not without Issues Involved

are a few different issues involved with the void-for-vagueness doctrine.
Firstly, how does one define which laws are “vague” and which are specific
enough, so that an individual is fairly charged. It is hard to define what is
vague for every single law; vagueness depends on each law’s specifics. Our
written out laws will never be perfect, also, because every situation is
different. We can only account for the laws already in place and for situations
we have already experienced or imagined could happen. Fair notice is also
important within this doctrine. With this, it is fair knowledge that a law is
broken if a reasonable person would be aware that they were breaking the law or
performing a criminal act.

this doctrine, one could be charged with an abundance of criminal behavior that
was not specifically “criminal” as according to the law. With this law,
specifics, or specific situations and examples, are written into the law so
there are no confusions with the individual charged, the officers, the judge,
lawyers, or the jury. If one commits an act that is reasonably criminal, but
the law is vague, then they are let off, even though their act may have been
criminally and morally wrong.

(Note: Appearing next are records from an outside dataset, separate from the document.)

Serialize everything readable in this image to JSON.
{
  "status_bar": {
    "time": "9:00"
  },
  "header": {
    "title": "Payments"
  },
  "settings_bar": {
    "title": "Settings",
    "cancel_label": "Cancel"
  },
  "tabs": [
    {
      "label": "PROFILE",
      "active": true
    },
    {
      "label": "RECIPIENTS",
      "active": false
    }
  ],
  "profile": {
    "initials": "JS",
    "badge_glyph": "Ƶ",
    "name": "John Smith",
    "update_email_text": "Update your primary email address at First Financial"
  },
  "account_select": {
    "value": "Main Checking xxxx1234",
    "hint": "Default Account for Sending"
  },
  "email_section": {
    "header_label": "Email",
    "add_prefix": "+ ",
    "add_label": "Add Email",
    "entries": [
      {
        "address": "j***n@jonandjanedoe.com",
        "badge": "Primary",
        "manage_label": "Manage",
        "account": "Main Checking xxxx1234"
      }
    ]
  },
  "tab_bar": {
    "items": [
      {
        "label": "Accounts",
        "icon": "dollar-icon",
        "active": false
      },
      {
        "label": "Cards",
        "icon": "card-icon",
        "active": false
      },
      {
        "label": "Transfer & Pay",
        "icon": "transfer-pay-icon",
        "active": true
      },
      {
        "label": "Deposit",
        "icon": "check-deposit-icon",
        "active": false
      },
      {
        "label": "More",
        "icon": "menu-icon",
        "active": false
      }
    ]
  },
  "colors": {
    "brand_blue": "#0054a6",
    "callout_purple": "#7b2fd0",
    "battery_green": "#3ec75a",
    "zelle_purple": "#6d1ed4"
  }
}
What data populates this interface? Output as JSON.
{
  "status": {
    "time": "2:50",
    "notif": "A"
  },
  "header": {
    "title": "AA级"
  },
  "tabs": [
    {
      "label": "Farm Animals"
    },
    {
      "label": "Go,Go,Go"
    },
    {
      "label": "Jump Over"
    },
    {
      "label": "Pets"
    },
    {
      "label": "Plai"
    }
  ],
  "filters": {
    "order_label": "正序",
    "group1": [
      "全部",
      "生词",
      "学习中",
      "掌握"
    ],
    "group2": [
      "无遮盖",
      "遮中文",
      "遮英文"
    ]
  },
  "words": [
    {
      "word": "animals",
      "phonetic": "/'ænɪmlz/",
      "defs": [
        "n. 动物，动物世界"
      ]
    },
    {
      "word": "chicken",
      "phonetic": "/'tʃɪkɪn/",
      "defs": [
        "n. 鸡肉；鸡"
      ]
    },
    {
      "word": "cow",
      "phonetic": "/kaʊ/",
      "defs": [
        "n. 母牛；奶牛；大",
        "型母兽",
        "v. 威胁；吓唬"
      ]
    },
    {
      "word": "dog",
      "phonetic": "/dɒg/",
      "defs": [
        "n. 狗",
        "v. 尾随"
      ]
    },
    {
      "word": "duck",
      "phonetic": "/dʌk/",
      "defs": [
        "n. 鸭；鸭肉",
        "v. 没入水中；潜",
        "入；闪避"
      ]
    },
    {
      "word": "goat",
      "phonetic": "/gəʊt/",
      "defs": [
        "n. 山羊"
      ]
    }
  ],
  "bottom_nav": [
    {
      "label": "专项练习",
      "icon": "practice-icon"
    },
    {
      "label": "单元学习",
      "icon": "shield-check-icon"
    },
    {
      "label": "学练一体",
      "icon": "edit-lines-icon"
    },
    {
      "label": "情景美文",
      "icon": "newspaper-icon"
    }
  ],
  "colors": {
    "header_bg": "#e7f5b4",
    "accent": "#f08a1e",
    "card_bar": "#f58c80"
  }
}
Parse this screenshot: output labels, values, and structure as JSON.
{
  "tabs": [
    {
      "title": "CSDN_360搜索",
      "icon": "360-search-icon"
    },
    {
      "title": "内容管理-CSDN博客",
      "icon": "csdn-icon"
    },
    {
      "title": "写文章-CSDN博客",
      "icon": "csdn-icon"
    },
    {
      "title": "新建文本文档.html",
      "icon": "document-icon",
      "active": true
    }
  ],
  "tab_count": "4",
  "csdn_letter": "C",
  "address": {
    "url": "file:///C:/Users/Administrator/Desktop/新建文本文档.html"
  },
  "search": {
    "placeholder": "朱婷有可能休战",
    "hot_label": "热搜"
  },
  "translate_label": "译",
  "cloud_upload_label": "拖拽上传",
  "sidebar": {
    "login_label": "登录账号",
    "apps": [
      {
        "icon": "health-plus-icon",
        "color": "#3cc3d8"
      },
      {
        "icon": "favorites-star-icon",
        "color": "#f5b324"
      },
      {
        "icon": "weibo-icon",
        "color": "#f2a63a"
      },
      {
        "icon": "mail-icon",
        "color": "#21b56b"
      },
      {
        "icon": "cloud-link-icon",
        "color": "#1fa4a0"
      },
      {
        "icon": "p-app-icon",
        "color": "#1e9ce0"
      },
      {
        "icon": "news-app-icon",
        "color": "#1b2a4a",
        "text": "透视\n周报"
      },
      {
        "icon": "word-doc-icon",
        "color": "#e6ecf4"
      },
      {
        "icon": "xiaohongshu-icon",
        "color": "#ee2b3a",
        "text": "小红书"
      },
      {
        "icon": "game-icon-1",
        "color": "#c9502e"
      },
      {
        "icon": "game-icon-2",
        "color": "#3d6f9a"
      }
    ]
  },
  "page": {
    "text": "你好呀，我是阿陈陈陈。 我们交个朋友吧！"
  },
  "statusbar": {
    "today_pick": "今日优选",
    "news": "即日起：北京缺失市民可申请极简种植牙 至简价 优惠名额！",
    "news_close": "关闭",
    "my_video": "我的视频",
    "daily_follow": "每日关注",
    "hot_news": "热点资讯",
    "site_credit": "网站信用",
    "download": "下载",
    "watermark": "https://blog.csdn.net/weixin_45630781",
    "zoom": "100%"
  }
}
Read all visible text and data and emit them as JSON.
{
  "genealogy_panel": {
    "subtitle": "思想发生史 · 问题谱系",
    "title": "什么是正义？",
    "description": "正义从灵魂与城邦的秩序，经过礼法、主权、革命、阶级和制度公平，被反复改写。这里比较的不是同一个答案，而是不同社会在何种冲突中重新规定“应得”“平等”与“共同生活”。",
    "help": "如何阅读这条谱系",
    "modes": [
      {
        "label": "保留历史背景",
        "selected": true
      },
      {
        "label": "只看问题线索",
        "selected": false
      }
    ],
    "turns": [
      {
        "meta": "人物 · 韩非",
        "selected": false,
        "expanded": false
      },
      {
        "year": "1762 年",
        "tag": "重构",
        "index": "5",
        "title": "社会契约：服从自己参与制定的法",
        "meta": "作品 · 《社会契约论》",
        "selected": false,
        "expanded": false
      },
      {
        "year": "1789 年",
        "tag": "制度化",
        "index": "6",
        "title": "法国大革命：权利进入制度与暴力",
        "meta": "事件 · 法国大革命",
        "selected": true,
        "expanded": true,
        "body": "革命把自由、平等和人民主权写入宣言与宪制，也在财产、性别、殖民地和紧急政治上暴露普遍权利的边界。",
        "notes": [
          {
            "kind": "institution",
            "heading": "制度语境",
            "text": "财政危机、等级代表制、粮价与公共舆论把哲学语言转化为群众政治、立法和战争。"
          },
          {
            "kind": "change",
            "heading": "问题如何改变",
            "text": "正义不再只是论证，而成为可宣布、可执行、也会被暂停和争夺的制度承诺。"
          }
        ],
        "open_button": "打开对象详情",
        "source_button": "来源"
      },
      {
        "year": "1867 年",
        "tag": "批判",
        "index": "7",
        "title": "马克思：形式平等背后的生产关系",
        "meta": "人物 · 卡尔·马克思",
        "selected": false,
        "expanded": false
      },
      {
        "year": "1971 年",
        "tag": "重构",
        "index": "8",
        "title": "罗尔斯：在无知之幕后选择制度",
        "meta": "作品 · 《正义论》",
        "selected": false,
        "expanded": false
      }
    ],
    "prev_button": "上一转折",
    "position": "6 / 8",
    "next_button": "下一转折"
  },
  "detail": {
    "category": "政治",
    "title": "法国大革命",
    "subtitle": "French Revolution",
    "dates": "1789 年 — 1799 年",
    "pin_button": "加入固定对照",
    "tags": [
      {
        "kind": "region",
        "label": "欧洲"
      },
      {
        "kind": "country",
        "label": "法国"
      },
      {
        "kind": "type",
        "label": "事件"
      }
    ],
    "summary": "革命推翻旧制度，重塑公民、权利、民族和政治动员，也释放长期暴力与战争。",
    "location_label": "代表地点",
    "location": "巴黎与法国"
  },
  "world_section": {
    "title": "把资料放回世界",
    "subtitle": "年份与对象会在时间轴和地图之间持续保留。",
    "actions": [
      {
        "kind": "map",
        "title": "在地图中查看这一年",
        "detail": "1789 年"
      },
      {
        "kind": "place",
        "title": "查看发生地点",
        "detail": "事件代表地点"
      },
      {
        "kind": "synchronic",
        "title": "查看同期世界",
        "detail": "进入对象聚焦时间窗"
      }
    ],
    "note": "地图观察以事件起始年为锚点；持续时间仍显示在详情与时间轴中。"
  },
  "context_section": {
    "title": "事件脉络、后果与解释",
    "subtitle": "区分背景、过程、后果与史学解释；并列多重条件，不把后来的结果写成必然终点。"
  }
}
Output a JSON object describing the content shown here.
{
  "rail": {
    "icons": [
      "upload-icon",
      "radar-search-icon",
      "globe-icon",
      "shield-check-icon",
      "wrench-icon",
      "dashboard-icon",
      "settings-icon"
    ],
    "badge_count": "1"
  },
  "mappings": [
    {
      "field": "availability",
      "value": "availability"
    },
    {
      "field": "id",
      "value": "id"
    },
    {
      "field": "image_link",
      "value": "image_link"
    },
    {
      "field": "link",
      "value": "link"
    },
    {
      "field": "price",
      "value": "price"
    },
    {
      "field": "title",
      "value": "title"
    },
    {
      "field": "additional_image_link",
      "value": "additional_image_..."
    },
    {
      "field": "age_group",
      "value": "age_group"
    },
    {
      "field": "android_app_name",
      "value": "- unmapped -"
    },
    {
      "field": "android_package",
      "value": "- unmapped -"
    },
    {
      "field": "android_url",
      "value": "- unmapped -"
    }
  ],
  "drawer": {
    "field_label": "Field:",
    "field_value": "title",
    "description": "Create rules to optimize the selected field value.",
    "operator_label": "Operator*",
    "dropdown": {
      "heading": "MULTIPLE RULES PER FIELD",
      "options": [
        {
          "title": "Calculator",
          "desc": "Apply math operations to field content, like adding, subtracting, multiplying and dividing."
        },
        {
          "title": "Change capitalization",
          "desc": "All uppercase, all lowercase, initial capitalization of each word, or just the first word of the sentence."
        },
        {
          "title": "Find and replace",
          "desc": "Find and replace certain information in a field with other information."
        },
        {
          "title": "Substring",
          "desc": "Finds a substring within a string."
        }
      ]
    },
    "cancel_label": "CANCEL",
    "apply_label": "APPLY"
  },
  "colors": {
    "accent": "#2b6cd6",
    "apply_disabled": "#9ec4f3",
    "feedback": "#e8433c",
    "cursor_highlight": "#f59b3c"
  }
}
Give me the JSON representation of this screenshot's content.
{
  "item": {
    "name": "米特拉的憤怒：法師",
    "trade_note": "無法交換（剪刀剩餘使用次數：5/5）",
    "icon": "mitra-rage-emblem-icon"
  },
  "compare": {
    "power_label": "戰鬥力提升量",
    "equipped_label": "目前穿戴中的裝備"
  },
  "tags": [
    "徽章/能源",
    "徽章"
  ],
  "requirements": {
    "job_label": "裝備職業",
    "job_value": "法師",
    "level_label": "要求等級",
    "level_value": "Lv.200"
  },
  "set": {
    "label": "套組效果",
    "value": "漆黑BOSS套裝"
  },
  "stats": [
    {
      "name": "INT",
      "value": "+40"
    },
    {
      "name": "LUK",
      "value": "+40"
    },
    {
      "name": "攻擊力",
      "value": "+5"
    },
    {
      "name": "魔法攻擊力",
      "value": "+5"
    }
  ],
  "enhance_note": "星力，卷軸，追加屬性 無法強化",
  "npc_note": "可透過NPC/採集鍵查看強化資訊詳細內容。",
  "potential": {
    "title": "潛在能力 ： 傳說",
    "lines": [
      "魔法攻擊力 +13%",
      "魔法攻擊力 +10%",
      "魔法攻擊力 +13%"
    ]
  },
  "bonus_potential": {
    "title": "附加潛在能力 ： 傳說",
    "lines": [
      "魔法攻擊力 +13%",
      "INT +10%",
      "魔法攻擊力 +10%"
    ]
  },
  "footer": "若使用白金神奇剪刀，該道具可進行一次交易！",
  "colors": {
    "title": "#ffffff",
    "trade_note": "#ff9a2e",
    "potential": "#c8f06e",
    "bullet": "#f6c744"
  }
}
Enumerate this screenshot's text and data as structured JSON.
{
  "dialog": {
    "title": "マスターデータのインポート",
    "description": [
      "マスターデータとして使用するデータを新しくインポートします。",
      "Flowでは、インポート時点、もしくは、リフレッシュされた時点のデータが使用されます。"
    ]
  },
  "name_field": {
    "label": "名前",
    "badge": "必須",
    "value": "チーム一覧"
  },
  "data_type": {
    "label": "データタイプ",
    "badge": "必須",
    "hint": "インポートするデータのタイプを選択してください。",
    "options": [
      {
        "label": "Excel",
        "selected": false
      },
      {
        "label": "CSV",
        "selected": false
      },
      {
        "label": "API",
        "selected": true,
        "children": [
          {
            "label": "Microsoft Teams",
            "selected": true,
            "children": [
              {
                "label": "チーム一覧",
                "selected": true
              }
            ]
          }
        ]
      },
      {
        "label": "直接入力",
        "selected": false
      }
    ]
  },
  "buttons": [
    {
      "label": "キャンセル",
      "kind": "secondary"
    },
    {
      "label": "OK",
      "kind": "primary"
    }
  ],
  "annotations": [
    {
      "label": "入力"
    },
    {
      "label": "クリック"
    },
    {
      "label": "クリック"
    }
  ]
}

This doctrine helps enforce the fact that the laws
need to be specific so that that exact situation does not take place.

void-for-vagueness doctrine protects the people against void laws that does not
outline what is illegal and from the procedures that the officers, judges, or
law enforcement performs. In the case of Lanzetta v. New Jersey (1939),
the New Jersey statute was vague when they defined what a gang was, saying it
was a group of “two or more people.” Also, the said the person could not be
“engaged in any lawful occupation,” however, these two combined, along with the
statutes’ other statements, were too vague to define a “gangster,” and fair
notice was not applied. One could not say beyond a doubt that Lanzetta and the
other members knew their activity was illegal under that statute.


a law to be so vague that one needs to guess or assume what they are doing is
criminal or not is simply unconstitutional. The void-for-vagueness doctrine
attempts to put specifics into place for laws, so that a reasonable person
would know their activity is illegal under the law, and so that an officer does
not have to use his or her own opinion and decide which activities are illegal
or not. When a law is so vague, it gives more power to law enforcement, as they
would get to decide what situations or activities to charge for and decide that
another that is similar is not illegal. To leave it up to a person’s opinion is
not what the U.S Constitution intended. The passing of a law goes through many
people to vote and agree on to protect the people of our nation, not for one to
decide when certain situations arise. That is why the Supreme Court is in
place, so that if a situation we have never dealt with arises, they can
collectively decide if something is unconstitutional.




U.S Supreme Court case, Lanzetta v. New Jersey,
306 U.S. 451 (1939), No. 308.